The last time you were in a large crowd at a live event like a concert, did you wander from one place to the next? Or did you stay in one area for a while and move with the crowd to another spot? Your answer may offer insights into how likely it will be for you to contract -- or pass along to others -- an illness like COVID-19 in large gatherings, according to new research.

Most people in crowds tend to stay in one general area for a time before gradually moving to another for a similar duration, often alongside others around them, report researchers at the University of Amsterdam's Informatics Institute.

When their data on crowd movement was considered in a model of disease transmission from epidemiologist Hans Heesterbeek at Utrecht University, the group discovered that this occasional movement in bursts can increase the likelihood of disease transmission.

The researchers first studied movements of large groups over several hours at Johan Cruijff stadium in Amsterdam during two events: a soccer game and a DJ-led dance event. They used smartphone Wi-Fi pings as a proxy for people's behavior and discovered that people's patterns naturally consisted of alternating periods of movement and rest, the authors reported in Nature's Scientific Reports.

They looked at how this pattern of movement interacted with an infectious disease transmitted by droplets or aerosols in close contact. To do so, they had to assume the stadium's conditions were the same throughout, even though in actuality the stadium has areas with greater or lesser amounts of space, ventilation, air filtration, and other characteristics.
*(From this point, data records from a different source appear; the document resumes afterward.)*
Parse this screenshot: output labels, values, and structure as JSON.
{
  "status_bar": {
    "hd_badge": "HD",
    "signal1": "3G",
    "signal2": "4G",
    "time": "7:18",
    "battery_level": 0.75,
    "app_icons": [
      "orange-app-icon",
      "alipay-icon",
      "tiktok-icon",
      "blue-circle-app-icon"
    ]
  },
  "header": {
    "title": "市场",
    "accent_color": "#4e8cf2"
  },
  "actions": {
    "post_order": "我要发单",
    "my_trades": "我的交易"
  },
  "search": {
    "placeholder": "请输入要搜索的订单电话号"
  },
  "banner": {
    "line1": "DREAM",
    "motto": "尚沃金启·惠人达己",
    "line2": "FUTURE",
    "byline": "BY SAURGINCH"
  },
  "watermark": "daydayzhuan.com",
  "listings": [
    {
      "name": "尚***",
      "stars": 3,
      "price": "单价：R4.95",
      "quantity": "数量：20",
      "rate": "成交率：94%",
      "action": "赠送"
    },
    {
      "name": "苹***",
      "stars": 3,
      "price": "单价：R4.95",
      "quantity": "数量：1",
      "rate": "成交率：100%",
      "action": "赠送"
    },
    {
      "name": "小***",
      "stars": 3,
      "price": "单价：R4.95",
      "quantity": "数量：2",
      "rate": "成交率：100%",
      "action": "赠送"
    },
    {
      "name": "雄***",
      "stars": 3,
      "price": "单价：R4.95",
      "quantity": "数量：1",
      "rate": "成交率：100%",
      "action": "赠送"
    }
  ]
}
A virus typically needs time to move from one person to another, which during the COVID-19 pandemic was the rationale behind requiring 15 minutes of close contact with an infected individual before someone is considered at risk for contracting the coronavirus. So the natural movement of staying in one place for a time before moving to the next is a perfect scenario for giving the virus a foothold before folks move along to the next area.

When people are moving constantly from one place to another, however, there often isn't typically enough time for a virus to transmit from one person to another. At the soccer game, people tended to stay in one place longer, while the dancers moved more regularly. Both habits would increase the risk of viral transmission.

The researchers acknowledge that people move differently at different types of events, but the pattern of remaining in one area for a while before moving to the next seemed the norm in these crowds and likely in others, the authors speculate. Their research is the first step in understanding how crowd behavior can affect infection rates at large events and when risks of transmission are highest.